Required action
Give back the data in full, with every line exact.

Information shown
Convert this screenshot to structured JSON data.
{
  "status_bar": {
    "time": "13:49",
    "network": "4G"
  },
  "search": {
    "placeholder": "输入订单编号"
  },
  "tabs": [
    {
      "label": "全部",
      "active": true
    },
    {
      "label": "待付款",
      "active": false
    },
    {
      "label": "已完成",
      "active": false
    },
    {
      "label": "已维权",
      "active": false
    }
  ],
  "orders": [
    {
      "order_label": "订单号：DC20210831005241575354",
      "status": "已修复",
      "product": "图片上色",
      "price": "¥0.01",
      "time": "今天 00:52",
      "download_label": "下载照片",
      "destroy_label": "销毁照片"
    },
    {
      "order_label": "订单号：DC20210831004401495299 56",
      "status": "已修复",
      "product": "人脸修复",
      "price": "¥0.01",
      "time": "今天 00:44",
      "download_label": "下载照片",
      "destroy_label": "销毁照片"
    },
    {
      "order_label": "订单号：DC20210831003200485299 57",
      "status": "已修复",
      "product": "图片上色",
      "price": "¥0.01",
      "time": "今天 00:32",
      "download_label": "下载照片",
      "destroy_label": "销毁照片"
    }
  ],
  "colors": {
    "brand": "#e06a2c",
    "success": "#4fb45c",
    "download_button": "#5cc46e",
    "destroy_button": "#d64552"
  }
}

Solution to this exercise
Convert this screenshot to structured JSON data.
{
  "status_bar": {
    "time": "13:49",
    "network": "4G"
  },
  "search": {
    "placeholder": "输入订单编号"
  },
  "tabs": [
    {
      "label": "全部",
      "active": true
    },
    {
      "label": "待付款",
      "active": false
    },
    {
      "label": "已完成",
      "active": false
    },
    {
      "label": "已维权",
      "active": false
    }
  ],
  "orders": [
    {
      "order_label": "订单号：DC20210831005241575354",
      "status": "已修复",
      "product": "图片上色",
      "price": "¥0.01",
      "time": "今天 00:52",
      "download_label": "下载照片",
      "destroy_label": "销毁照片"
    },
    {
      "order_label": "订单号：DC20210831004401495299 56",
      "status": "已修复",
      "product": "人脸修复",
      "price": "¥0.01",
      "time": "今天 00:44",
      "download_label": "下载照片",
      "destroy_label": "销毁照片"
    },
    {
      "order_label": "订单号：DC20210831003200485299 57",
      "status": "已修复",
      "product": "图片上色",
      "price": "¥0.01",
      "time": "今天 00:32",
      "download_label": "下载照片",
      "destroy_label": "销毁照片"
    }
  ],
  "colors": {
    "brand": "#e06a2c",
    "success": "#4fb45c",
    "download_button": "#5cc46e",
    "destroy_button": "#d64552"
  }
}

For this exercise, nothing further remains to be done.